LUIS NUNEZ, 42, has been indicted for Scheme to Defraud, Grand Larceny, and Falsifying Business Records

Manhattan District Attorney Cyrus R. Vance, Jr., today announced the indictment of a property manager for stealing more than $879,000 from three corporations that own five rental apartment buildings near Columbia University. LUIS NUNEZ, 42, has been indicted for Scheme to Defraud, Grand Larceny, and Falsifying Business Records[1]. The crimes charged in the indictment occurred between June 2005 and April 2009.

“Tenants suffer greatly when property managers steal money that is intended for maintenance, repairs, and other improvements. This type of crime can affect high end condominiums as well as low income rental buildings,” said District Attorney Vance. “We will aggressively investigate and prosecute these offenses, no matter how large or small.”

According to documents filed in court, NUNEZ was the sole property manager for the buildings and was responsible for nearly every aspect of their operation, from day to day upkeep to signing leases on behalf of the owners, collecting rents from tenants, making bank deposits, and maintaining the rent rolls and financial records.

In June 2005, NUNEZ began taking rent money from new tenants of one building and depositing the money into his personal accounts. He falsely told some new tenants that he owned the building, and directed them to make the rent checks payable to him personally. Many of the tenants were students at Columbia University. Over the next several months, NUNEZ was given management responsibility over additional buildings acquired by the company that employed him. This enabled him to expand his larcenous scheme and steal from multiple buildings simultaneously.

NUNEZ was responsible for updating information in the computer software program used by the owners to manage the buildings, including inputting all information about the tenants and their rent payments. NUNEZ systematically manipulated and falsified the records to conceal his thefts from the owners. In some instances, NUNEZ failed to enter new tenant data into the system, leaving the true owners without accurate records of who lived in the buildings, and enabling NUNEZ to pocket the full rental income from those apartments.

NUNEZ used the stolen money to enhance his lifestyle, buying furniture, jewelry, and appliances, paying school tuition, and maintaining multiple cars. He also made sizable donations of stolen money to his church.

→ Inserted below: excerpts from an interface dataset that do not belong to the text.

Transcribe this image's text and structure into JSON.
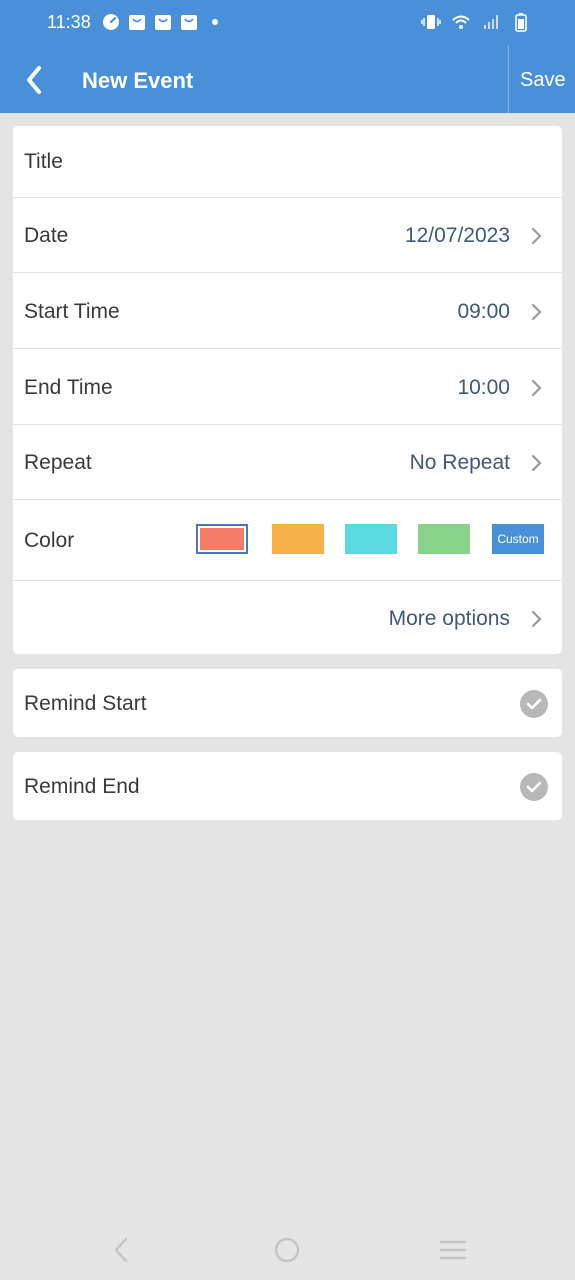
{
  "status_bar": {
    "time": "11:38",
    "left_icons": [
      "speedometer-icon",
      "shopping-bag-icon",
      "shopping-bag-icon",
      "shopping-bag-icon",
      "dot-icon"
    ],
    "right_icons": [
      "vibrate-icon",
      "wifi-icon",
      "signal-icon",
      "battery-icon"
    ]
  },
  "appbar": {
    "title": "New Event",
    "save_label": "Save",
    "background": "#4a90d9"
  },
  "form": {
    "title_label": "Title",
    "date_label": "Date",
    "date_value": "12/07/2023",
    "start_time_label": "Start Time",
    "start_time_value": "09:00",
    "end_time_label": "End Time",
    "end_time_value": "10:00",
    "repeat_label": "Repeat",
    "repeat_value": "No Repeat",
    "color_label": "Color",
    "colors": [
      "#f47c68",
      "#f7b04a",
      "#5ad9e0",
      "#88d28a"
    ],
    "selected_color_index": 0,
    "custom_label": "Custom",
    "more_options_label": "More options"
  },
  "reminders": {
    "remind_start_label": "Remind Start",
    "remind_end_label": "Remind End"
  },
  "nav": {
    "icons": [
      "back-icon",
      "home-icon",
      "recents-icon"
    ]
  }
}
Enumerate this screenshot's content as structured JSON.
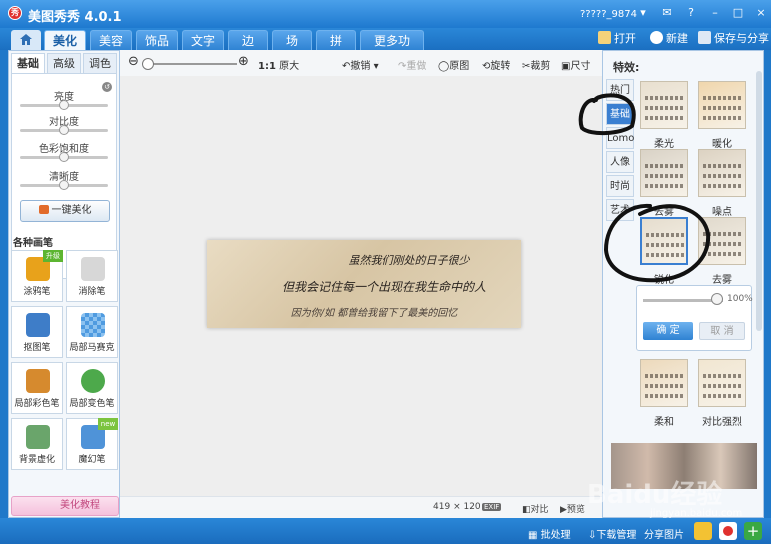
{
  "titlebar": {
    "title": "美图秀秀 4.0.1",
    "account": "?????_9874",
    "logo_glyph": "秀",
    "controls": [
      "▾",
      "✉",
      "?",
      "–",
      "□",
      "×"
    ]
  },
  "nav": {
    "tabs": [
      "美化",
      "美容",
      "饰品",
      "文字",
      "边框",
      "场景",
      "拼图",
      "更多功能"
    ],
    "active_tab": "美化",
    "more_arrow": "▾",
    "open": "打开",
    "new": "新建",
    "save_share": "保存与分享"
  },
  "left_panel": {
    "sub_tabs": [
      "基础",
      "高级",
      "调色"
    ],
    "active_sub_tab": "基础",
    "sliders": [
      {
        "label": "亮度",
        "value": 0.5
      },
      {
        "label": "对比度",
        "value": 0.5
      },
      {
        "label": "色彩饱和度",
        "value": 0.5
      },
      {
        "label": "清晰度",
        "value": 0.5
      }
    ],
    "one_click_beautify": "一键美化",
    "brush_section_title": "各种画笔",
    "tools": [
      {
        "label": "涂鸦笔",
        "badge": "升级",
        "color": "#e8a21b"
      },
      {
        "label": "消除笔",
        "badge": "",
        "color": "#c9c9c9"
      },
      {
        "label": "抠图笔",
        "badge": "",
        "color": "#3e7dc8"
      },
      {
        "label": "局部马赛克",
        "badge": "",
        "color": "#4f9be0"
      },
      {
        "label": "局部彩色笔",
        "badge": "",
        "color": "#d68a2e"
      },
      {
        "label": "局部变色笔",
        "badge": "",
        "color": "#4da94b"
      },
      {
        "label": "背景虚化",
        "badge": "",
        "color": "#6aa56b"
      },
      {
        "label": "魔幻笔",
        "badge": "new",
        "color": "#4f93d8"
      }
    ],
    "tutorial": "美化教程"
  },
  "toolbar": {
    "zoom_ratio": "1:1",
    "original_size": "原大",
    "undo": "撤销",
    "redo": "重做",
    "original": "原图",
    "rotate": "旋转",
    "crop": "裁剪",
    "resize": "尺寸",
    "zoom_level": 0.0
  },
  "canvas": {
    "photo_lines": [
      "虽然我们刚处的日子很少",
      "但我会记住每一个出现在我生命中的人",
      "因为你/如 都曾给我留下了最美的回忆"
    ],
    "width": "419",
    "times": "×",
    "height": "120",
    "exif": "EXIF",
    "compare": "对比",
    "preview": "预览"
  },
  "right_panel": {
    "title": "特效:",
    "vertical_tabs": [
      "热门",
      "基础",
      "Lomo",
      "人像",
      "时尚",
      "艺术"
    ],
    "active_vertical_tab": "基础",
    "effects": [
      {
        "label": "柔光",
        "tint": "#e8dfcf"
      },
      {
        "label": "暖化",
        "tint": "#f0d6ac"
      },
      {
        "label": "去雾",
        "tint": "#d9d2c6"
      },
      {
        "label": "噪点",
        "tint": "#dcd2c2"
      },
      {
        "label": "锐化",
        "tint": "#e5ddce"
      },
      {
        "label": "去雾",
        "tint": "#e0d9cc"
      },
      {
        "label": "柔和",
        "tint": "#ecd9bb"
      },
      {
        "label": "对比强烈",
        "tint": "#f1e6d1"
      }
    ],
    "strength_value": "100%",
    "strength_level": 1.0,
    "confirm": "确 定",
    "cancel": "取 消"
  },
  "bottombar": {
    "batch": "批处理",
    "download": "下载管理",
    "share": "分享图片"
  },
  "watermark": {
    "logo": "Baidu经验",
    "url": "jingyan.baidu.com"
  },
  "colors": {
    "chrome_blue": "#1e79cf",
    "accent": "#3a7fd1"
  }
}
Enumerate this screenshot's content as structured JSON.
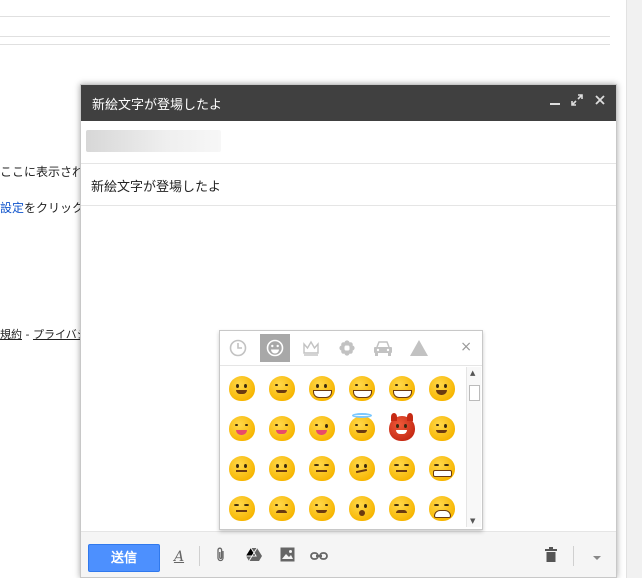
{
  "background": {
    "snippet_1": "ここに表示され",
    "snippet_2_link": "設定",
    "snippet_2_text": "をクリックし",
    "footer_terms": "規約",
    "footer_sep": " - ",
    "footer_privacy": "プライバシ"
  },
  "compose": {
    "title": "新絵文字が登場したよ",
    "subject": "新絵文字が登場したよ",
    "minimize_icon": "minimize-icon",
    "expand_icon": "expand-icon",
    "close_icon": "close-icon"
  },
  "toolbar": {
    "send_label": "送信",
    "format_glyph": "A",
    "emoji_glyph": "☻"
  },
  "picker": {
    "tabs": [
      "clock-icon",
      "smiley-icon",
      "crown-icon",
      "flower-icon",
      "car-icon",
      "triangle-icon"
    ],
    "active_tab": "smiley-icon",
    "close_glyph": "×"
  },
  "colors": {
    "header_bg": "#404040",
    "send_button": "#4d90fe",
    "highlight": "#ff0000",
    "emoji_yellow": "#f7b500"
  }
}
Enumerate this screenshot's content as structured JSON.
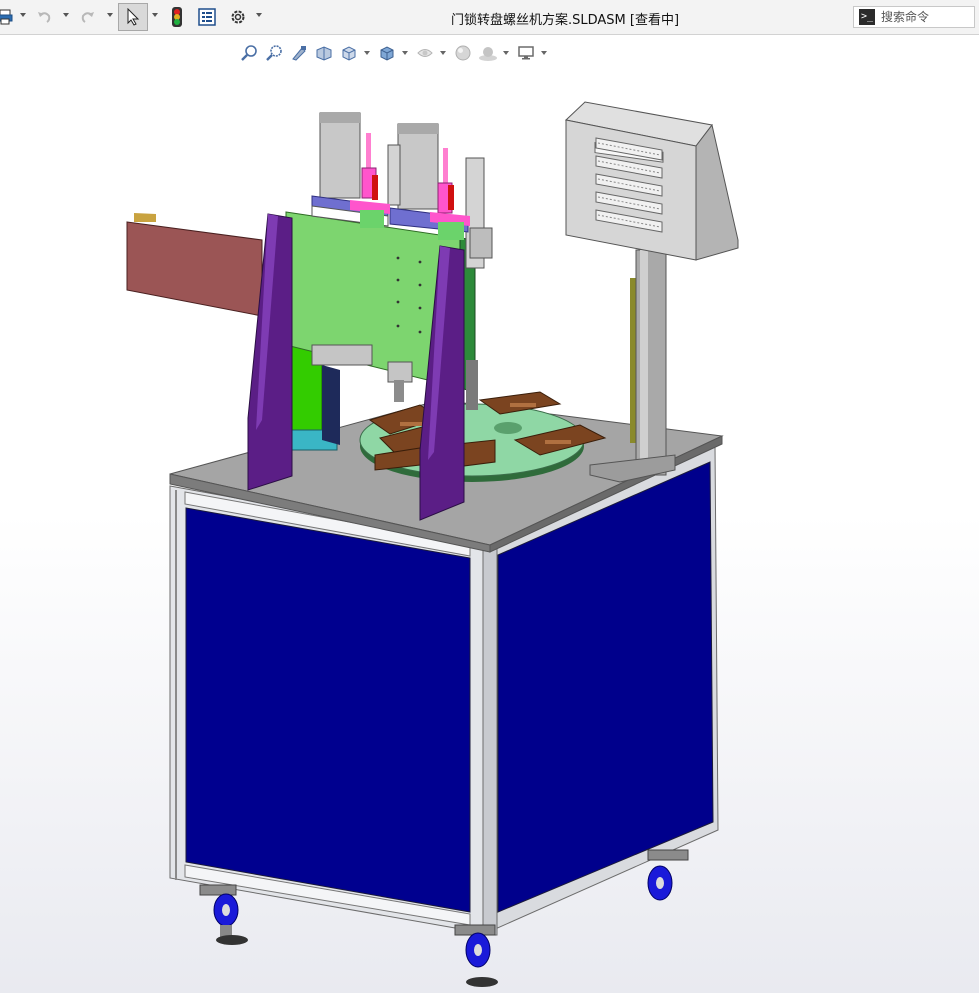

Assistant District Attorney Om Gillett of the Special Prosecutions Bureau is in charge of the prosecution under the supervision of Assistant District Attorney Thomas Wornom, Chief of the Special Prosecutions Bureau, and Judy Salwen, Deputy Chief. Senior Account Investigator Vincent Jones of the District Attorney’s Financial Crimes Bureau assisted in the investigation, under the supervision of Bureau Chief Frank Puma and Principle Accountant Investigator Michael Vecchio. Senior Investigator Randolph Donaldson and Investigator John Alfalla of the New York State Police also assisted in the investigation.

Defendant Information:

LUIS NUNEZ, 9/25/1967
3240 Randall Avenue
Bronx, NY

Charges:

* Grand Larceny in the Second Degree, 3 counts, class C felony, punishable by a sentence of up to 5 to 15 years in prison.
* Scheme to Defraud in the First Degree, 1 count, class E felony, punishable by a sentence of up to 1 and 1/3 to 4 years in prison.
* Falsifying Business Records in the First Degree, 11 counts, class E felony, punishable by a sentence of up to 1 and 1/3 to 4 years in prison.

[1] The charges contained in the indictments are merely allegations, and the defendants are presumed innocent unless and until proven guilty.

Comments

Popular posts from this blog

DISTRICT ATTORNEY VANCE ANNOUNCES INDICTMENT OF SIX SUBCONTRACTING COMPANIES AND THEIR OWNERS IN MULTIMILLION-DOLLAR FRAUD

Seth M. Harris Has Been Charged in $3.7 Million Bank Fraud Scheme

Disability Doctor Peter J. Ajemian Sentenced In Manhattan Federal Court To Eight Years In Prison For His Role In LIRR Fraud Scheme